=== Section Start ===

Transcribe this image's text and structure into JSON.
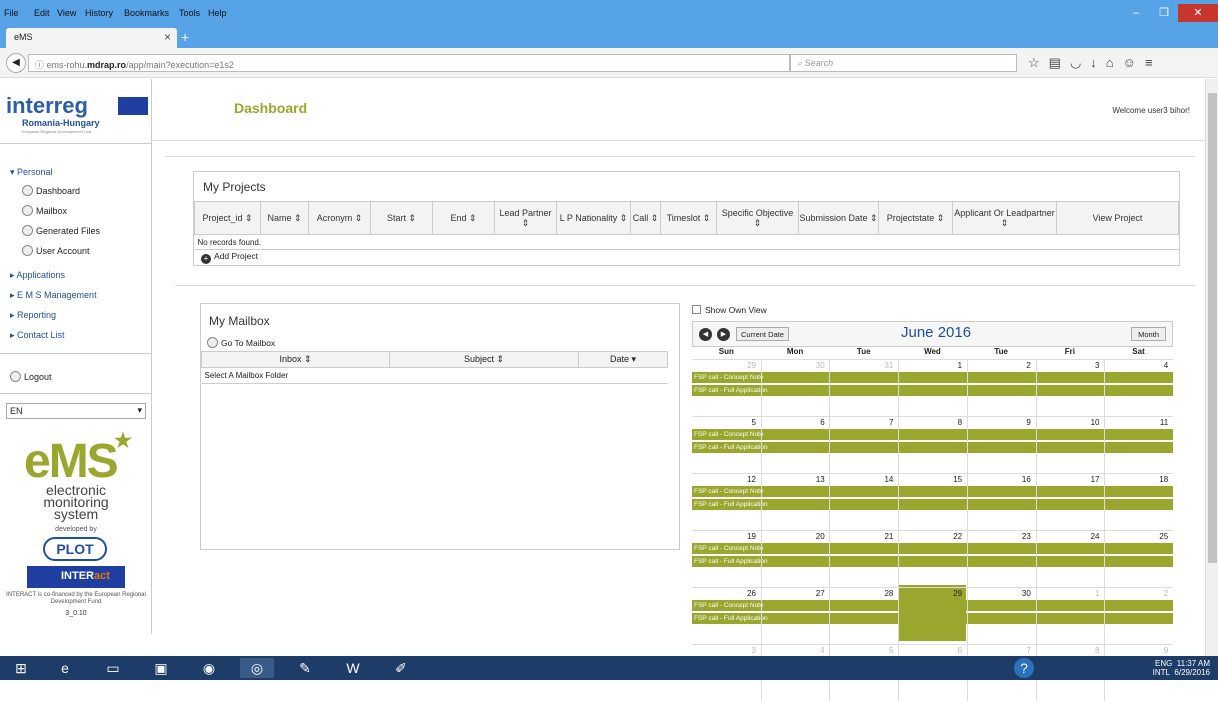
{
  "browser": {
    "menu": [
      "File",
      "Edit",
      "View",
      "History",
      "Bookmarks",
      "Tools",
      "Help"
    ],
    "tab_title": "eMS",
    "url_prefix": "ems-rohu.",
    "url_domain": "mdrap.ro",
    "url_path": "/app/main?execution=e1s2",
    "search_placeholder": "Search"
  },
  "sidebar": {
    "brand": "interreg",
    "brand_sub": "Romania-Hungary",
    "brand_sub2": "European Regional Development Fund",
    "personal": "Personal",
    "personal_items": [
      "Dashboard",
      "Mailbox",
      "Generated Files",
      "User Account"
    ],
    "sections": [
      "Applications",
      "E M S Management",
      "Reporting",
      "Contact List"
    ],
    "logout": "Logout",
    "language": "EN",
    "ems_logo": "eMS",
    "ems_lines": [
      "electronic",
      "monitoring",
      "system"
    ],
    "developed_by": "developed by",
    "plot": "PLOT",
    "interact_a": "INTER",
    "interact_b": "act",
    "cofinanced": "INTERACT is co-financed by the European Regional Development Fund",
    "version": "3_0.10"
  },
  "header": {
    "title": "Dashboard",
    "welcome": "Welcome user3 bihor!"
  },
  "projects": {
    "title": "My Projects",
    "columns": [
      "Project_id ⇕",
      "Name ⇕",
      "Acronym ⇕",
      "Start ⇕",
      "End ⇕",
      "Lead Partner ⇕",
      "L P Nationality ⇕",
      "Call ⇕",
      "Timeslot ⇕",
      "Specific Objective ⇕",
      "Submission Date ⇕",
      "Projectstate ⇕",
      "Applicant Or Leadpartner ⇕",
      "View Project"
    ],
    "empty": "No records found.",
    "add": "Add Project"
  },
  "mailbox": {
    "title": "My Mailbox",
    "goto": "Go To Mailbox",
    "columns": [
      "Inbox ⇕",
      "Subject ⇕",
      "Date ▾"
    ],
    "row": "Select A Mailbox Folder"
  },
  "calendar": {
    "own_view": "Show Own View",
    "current_date": "Current Date",
    "title": "June 2016",
    "month_button": "Month",
    "dow": [
      "Sun",
      "Mon",
      "Tue",
      "Wed",
      "Tue",
      "Fri",
      "Sat"
    ],
    "weeks": [
      [
        "29",
        "30",
        "31",
        "1",
        "2",
        "3",
        "4"
      ],
      [
        "5",
        "6",
        "7",
        "8",
        "9",
        "10",
        "11"
      ],
      [
        "12",
        "13",
        "14",
        "15",
        "16",
        "17",
        "18"
      ],
      [
        "19",
        "20",
        "21",
        "22",
        "23",
        "24",
        "25"
      ],
      [
        "26",
        "27",
        "28",
        "29",
        "30",
        "1",
        "2"
      ],
      [
        "3",
        "4",
        "5",
        "6",
        "7",
        "8",
        "9"
      ]
    ],
    "event_a": "FSP call - Concept Note",
    "event_b": "FSP call - Full Application",
    "accent": "#9aa62d"
  },
  "taskbar": {
    "lang": "ENG",
    "lang2": "INTL",
    "time": "11:37 AM",
    "date": "6/29/2016"
  }
}
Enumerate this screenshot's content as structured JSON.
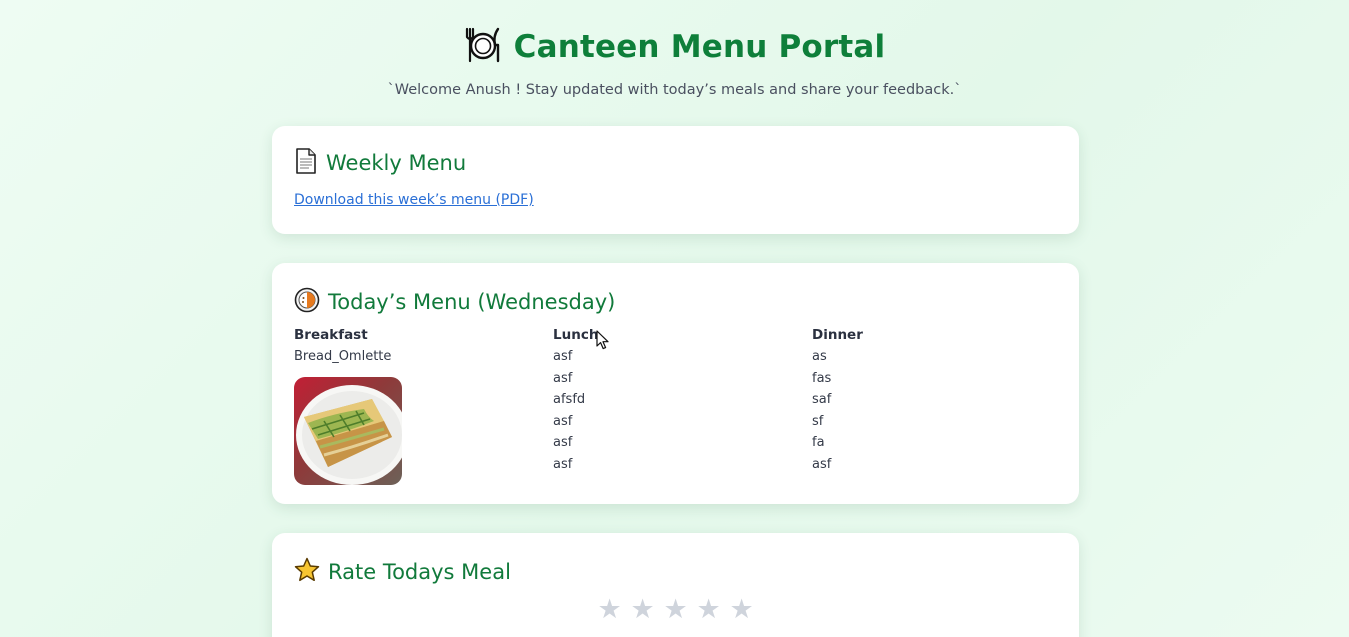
{
  "header": {
    "title": "Canteen Menu Portal",
    "subtitle": "`Welcome Anush ! Stay updated with today’s meals and share your feedback.`",
    "icon": "plate-fork-knife-icon"
  },
  "weekly_menu": {
    "title": "Weekly Menu",
    "icon": "document-icon",
    "download_label": "Download this week’s menu (PDF)"
  },
  "today_menu": {
    "title": "Today’s Menu (Wednesday)",
    "icon": "food-plate-icon",
    "breakfast": {
      "heading": "Breakfast",
      "items": [
        "Bread_Omlette"
      ],
      "image": "bread-omelette-photo"
    },
    "lunch": {
      "heading": "Lunch",
      "items": [
        "asf",
        "asf",
        "afsfd",
        "asf",
        "asf",
        "asf"
      ]
    },
    "dinner": {
      "heading": "Dinner",
      "items": [
        "as",
        "fas",
        "saf",
        "sf",
        "fa",
        "asf"
      ]
    }
  },
  "rating": {
    "title": "Rate Todays Meal",
    "icon": "star-icon",
    "star_glyph": "★",
    "max_stars": 5,
    "selected": 0
  },
  "colors": {
    "accent": "#117a3b",
    "link": "#2a6fd6",
    "star_inactive": "#cfd4dc"
  }
}
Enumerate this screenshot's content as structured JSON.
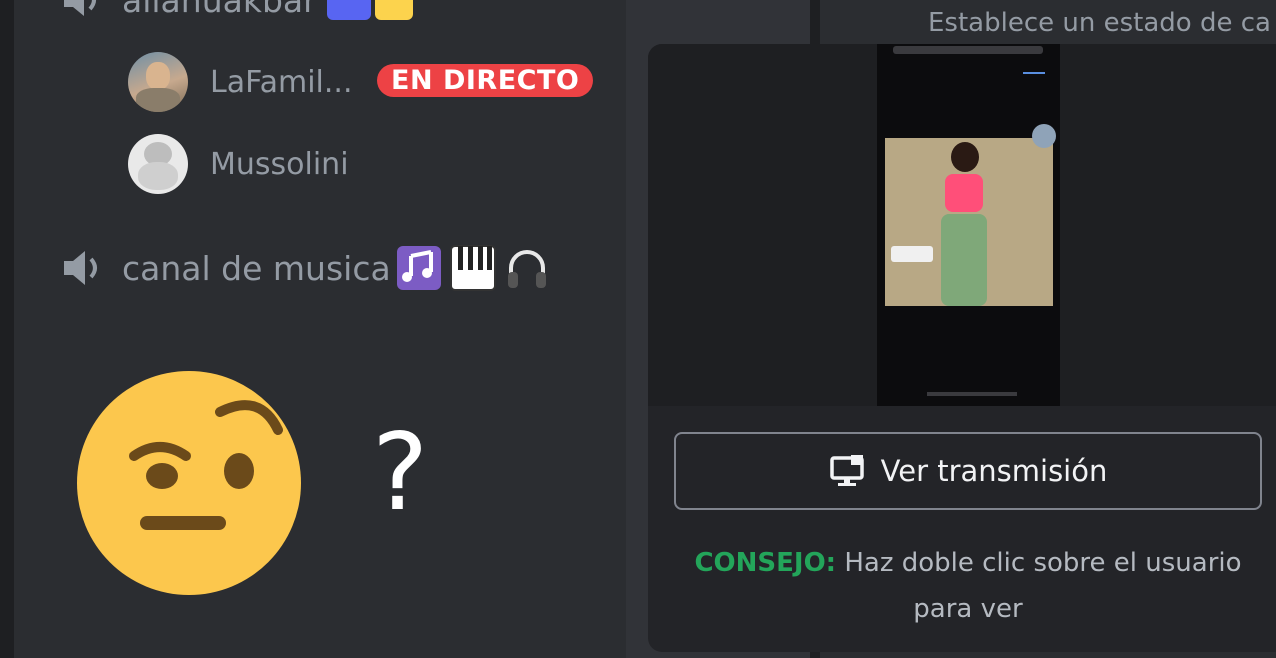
{
  "channels": {
    "top": {
      "name": "allahuakbar"
    },
    "music": {
      "name": "canal de musica"
    }
  },
  "users": [
    {
      "name": "LaFamil...",
      "badge": "EN DIRECTO"
    },
    {
      "name": "Mussolini"
    }
  ],
  "right_panel": {
    "status_text": "Establece un estado de ca"
  },
  "stream_popup": {
    "watch_button": "Ver transmisión",
    "tip_label": "CONSEJO:",
    "tip_text": " Haz doble clic sobre el usuario para ver"
  },
  "reaction": {
    "emoji": "face-with-raised-eyebrow-icon",
    "text": "?"
  },
  "colors": {
    "live_badge": "#ed4245",
    "tip_label": "#23a55a",
    "sidebar_bg": "#2b2d31",
    "popup_bg": "#232428"
  }
}
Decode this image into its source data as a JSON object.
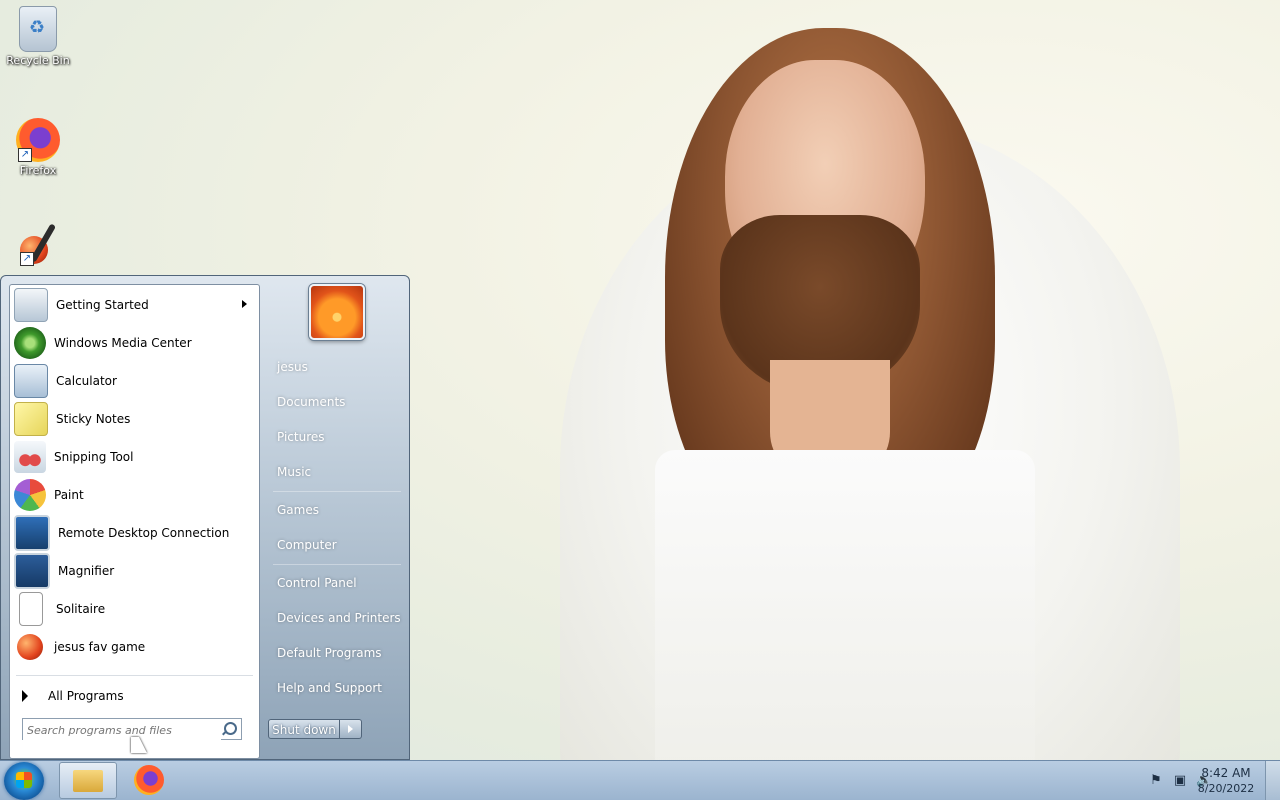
{
  "desktop": {
    "icons": [
      {
        "label": "Recycle Bin",
        "icon": "recycle-bin-icon"
      },
      {
        "label": "Firefox",
        "icon": "firefox-icon"
      },
      {
        "label": "",
        "icon": "paint-game-icon"
      }
    ]
  },
  "start_menu": {
    "programs": [
      {
        "label": "Getting Started",
        "icon": "getting-started-icon",
        "has_submenu": true
      },
      {
        "label": "Windows Media Center",
        "icon": "media-center-icon"
      },
      {
        "label": "Calculator",
        "icon": "calculator-icon"
      },
      {
        "label": "Sticky Notes",
        "icon": "sticky-notes-icon"
      },
      {
        "label": "Snipping Tool",
        "icon": "snipping-tool-icon"
      },
      {
        "label": "Paint",
        "icon": "paint-icon"
      },
      {
        "label": "Remote Desktop Connection",
        "icon": "remote-desktop-icon"
      },
      {
        "label": "Magnifier",
        "icon": "magnifier-icon"
      },
      {
        "label": "Solitaire",
        "icon": "solitaire-icon"
      },
      {
        "label": "jesus fav game",
        "icon": "paint-game-icon"
      }
    ],
    "all_programs_label": "All Programs",
    "search_placeholder": "Search programs and files",
    "right_links": {
      "user": "jesus",
      "documents": "Documents",
      "pictures": "Pictures",
      "music": "Music",
      "games": "Games",
      "computer": "Computer",
      "control_panel": "Control Panel",
      "devices": "Devices and Printers",
      "default_programs": "Default Programs",
      "help": "Help and Support"
    },
    "shutdown_label": "Shut down"
  },
  "taskbar": {
    "pinned": [
      {
        "icon": "windows-explorer-icon"
      },
      {
        "icon": "firefox-icon"
      }
    ],
    "tray_icons": [
      "action-center-flag-icon",
      "network-icon",
      "volume-icon"
    ],
    "time": "8:42 AM",
    "date": "8/20/2022"
  },
  "colors": {
    "taskbar": "#9bb4cf",
    "start_menu_right": "#8ea3b7"
  }
}
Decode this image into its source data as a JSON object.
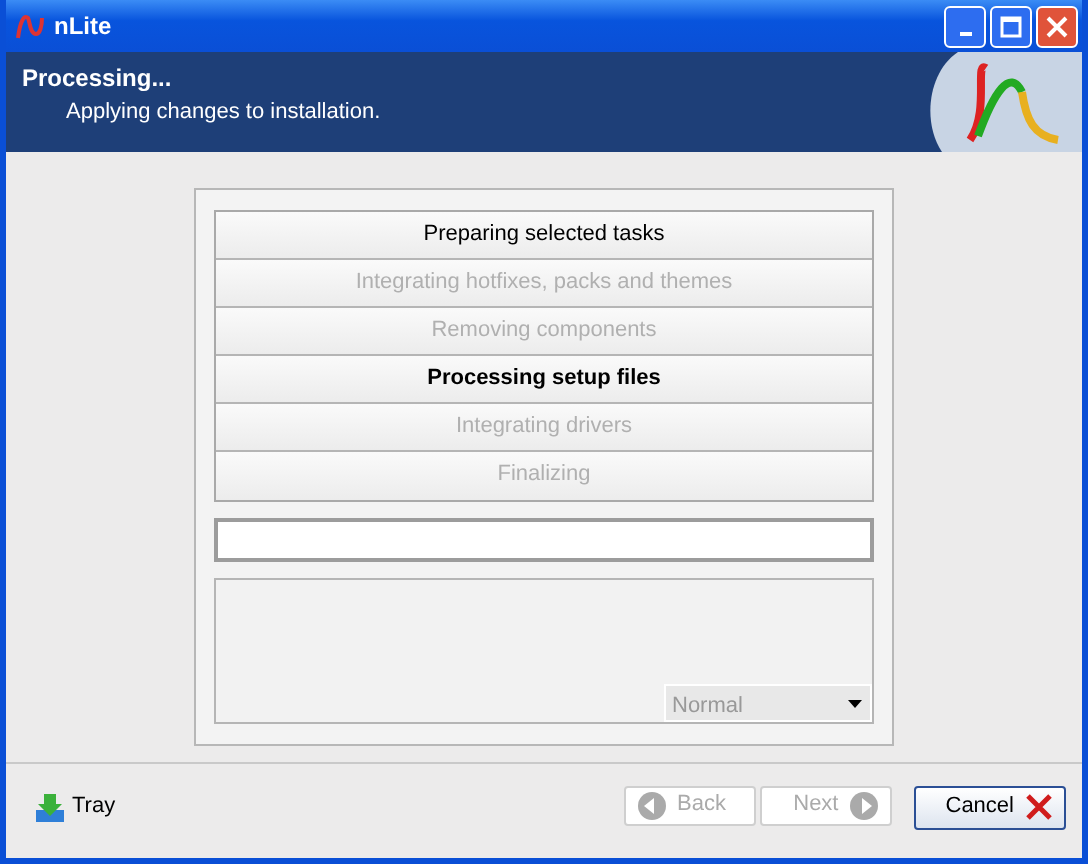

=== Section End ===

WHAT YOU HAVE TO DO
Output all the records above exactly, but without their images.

ANSWER SPACE
Transcribe this image's text and structure into JSON.
{
  "browser": {
    "menu": [
      "File",
      "Edit",
      "View",
      "History",
      "Bookmarks",
      "Tools",
      "Help"
    ],
    "tab_title": "eMS",
    "url_prefix": "ems-rohu.",
    "url_domain": "mdrap.ro",
    "url_path": "/app/main?execution=e1s2",
    "search_placeholder": "Search"
  },
  "sidebar": {
    "brand": "interreg",
    "brand_sub": "Romania-Hungary",
    "brand_sub2": "European Regional Development Fund",
    "personal": "Personal",
    "personal_items": [
      "Dashboard",
      "Mailbox",
      "Generated Files",
      "User Account"
    ],
    "sections": [
      "Applications",
      "E M S Management",
      "Reporting",
      "Contact List"
    ],
    "logout": "Logout",
    "language": "EN",
    "ems_logo": "eMS",
    "ems_lines": [
      "electronic",
      "monitoring",
      "system"
    ],
    "developed_by": "developed by",
    "plot": "PLOT",
    "interact_a": "INTER",
    "interact_b": "act",
    "cofinanced": "INTERACT is co-financed by the European Regional Development Fund",
    "version": "3_0.10"
  },
  "header": {
    "title": "Dashboard",
    "welcome": "Welcome user3 bihor!"
  },
  "projects": {
    "title": "My Projects",
    "columns": [
      "Project_id ⇕",
      "Name ⇕",
      "Acronym ⇕",
      "Start ⇕",
      "End ⇕",
      "Lead Partner ⇕",
      "L P Nationality ⇕",
      "Call ⇕",
      "Timeslot ⇕",
      "Specific Objective ⇕",
      "Submission Date ⇕",
      "Projectstate ⇕",
      "Applicant Or Leadpartner ⇕",
      "View Project"
    ],
    "empty": "No records found.",
    "add": "Add Project"
  },
  "mailbox": {
    "title": "My Mailbox",
    "goto": "Go To Mailbox",
    "columns": [
      "Inbox ⇕",
      "Subject ⇕",
      "Date ▾"
    ],
    "row": "Select A Mailbox Folder"
  },
  "calendar": {
    "own_view": "Show Own View",
    "current_date": "Current Date",
    "title": "June 2016",
    "month_button": "Month",
    "dow": [
      "Sun",
      "Mon",
      "Tue",
      "Wed",
      "Tue",
      "Fri",
      "Sat"
    ],
    "weeks": [
      [
        "29",
        "30",
        "31",
        "1",
        "2",
        "3",
        "4"
      ],
      [
        "5",
        "6",
        "7",
        "8",
        "9",
        "10",
        "11"
      ],
      [
        "12",
        "13",
        "14",
        "15",
        "16",
        "17",
        "18"
      ],
      [
        "19",
        "20",
        "21",
        "22",
        "23",
        "24",
        "25"
      ],
      [
        "26",
        "27",
        "28",
        "29",
        "30",
        "1",
        "2"
      ],
      [
        "3",
        "4",
        "5",
        "6",
        "7",
        "8",
        "9"
      ]
    ],
    "event_a": "FSP call - Concept Note",
    "event_b": "FSP call - Full Application",
    "accent": "#9aa62d"
  },
  "taskbar": {
    "lang": "ENG",
    "lang2": "INTL",
    "time": "11:37 AM",
    "date": "6/29/2016"
  }
}
Enumerate this screenshot's content as structured JSON.
{
  "header": {
    "title": "Canteen Menu Portal",
    "subtitle": "`Welcome Anush ! Stay updated with today’s meals and share your feedback.`",
    "icon": "plate-fork-knife-icon"
  },
  "weekly_menu": {
    "title": "Weekly Menu",
    "icon": "document-icon",
    "download_label": "Download this week’s menu (PDF)"
  },
  "today_menu": {
    "title": "Today’s Menu (Wednesday)",
    "icon": "food-plate-icon",
    "breakfast": {
      "heading": "Breakfast",
      "items": [
        "Bread_Omlette"
      ],
      "image": "bread-omelette-photo"
    },
    "lunch": {
      "heading": "Lunch",
      "items": [
        "asf",
        "asf",
        "afsfd",
        "asf",
        "asf",
        "asf"
      ]
    },
    "dinner": {
      "heading": "Dinner",
      "items": [
        "as",
        "fas",
        "saf",
        "sf",
        "fa",
        "asf"
      ]
    }
  },
  "rating": {
    "title": "Rate Todays Meal",
    "icon": "star-icon",
    "star_glyph": "★",
    "max_stars": 5,
    "selected": 0
  },
  "colors": {
    "accent": "#117a3b",
    "link": "#2a6fd6",
    "star_inactive": "#cfd4dc"
  }
}
Enumerate this screenshot's content as structured JSON.
{
  "channels": {
    "top": {
      "name": "allahuakbar"
    },
    "music": {
      "name": "canal de musica"
    }
  },
  "users": [
    {
      "name": "LaFamil...",
      "badge": "EN DIRECTO"
    },
    {
      "name": "Mussolini"
    }
  ],
  "right_panel": {
    "status_text": "Establece un estado de ca"
  },
  "stream_popup": {
    "watch_button": "Ver transmisión",
    "tip_label": "CONSEJO:",
    "tip_text": " Haz doble clic sobre el usuario para ver"
  },
  "reaction": {
    "emoji": "face-with-raised-eyebrow-icon",
    "text": "?"
  },
  "colors": {
    "live_badge": "#ed4245",
    "tip_label": "#23a55a",
    "sidebar_bg": "#2b2d31",
    "popup_bg": "#232428"
  }
}
Decode this image into its source data as a JSON object.
{
  "desktop": {
    "icons": [
      {
        "label": "Recycle Bin",
        "icon": "recycle-bin-icon"
      },
      {
        "label": "Firefox",
        "icon": "firefox-icon"
      },
      {
        "label": "",
        "icon": "paint-game-icon"
      }
    ]
  },
  "start_menu": {
    "programs": [
      {
        "label": "Getting Started",
        "icon": "getting-started-icon",
        "has_submenu": true
      },
      {
        "label": "Windows Media Center",
        "icon": "media-center-icon"
      },
      {
        "label": "Calculator",
        "icon": "calculator-icon"
      },
      {
        "label": "Sticky Notes",
        "icon": "sticky-notes-icon"
      },
      {
        "label": "Snipping Tool",
        "icon": "snipping-tool-icon"
      },
      {
        "label": "Paint",
        "icon": "paint-icon"
      },
      {
        "label": "Remote Desktop Connection",
        "icon": "remote-desktop-icon"
      },
      {
        "label": "Magnifier",
        "icon": "magnifier-icon"
      },
      {
        "label": "Solitaire",
        "icon": "solitaire-icon"
      },
      {
        "label": "jesus fav game",
        "icon": "paint-game-icon"
      }
    ],
    "all_programs_label": "All Programs",
    "search_placeholder": "Search programs and files",
    "right_links": {
      "user": "jesus",
      "documents": "Documents",
      "pictures": "Pictures",
      "music": "Music",
      "games": "Games",
      "computer": "Computer",
      "control_panel": "Control Panel",
      "devices": "Devices and Printers",
      "default_programs": "Default Programs",
      "help": "Help and Support"
    },
    "shutdown_label": "Shut down"
  },
  "taskbar": {
    "pinned": [
      {
        "icon": "windows-explorer-icon"
      },
      {
        "icon": "firefox-icon"
      }
    ],
    "tray_icons": [
      "action-center-flag-icon",
      "network-icon",
      "volume-icon"
    ],
    "time": "8:42 AM",
    "date": "8/20/2022"
  },
  "colors": {
    "taskbar": "#9bb4cf",
    "start_menu_right": "#8ea3b7"
  }
}
Decode this image into its source data as a JSON object.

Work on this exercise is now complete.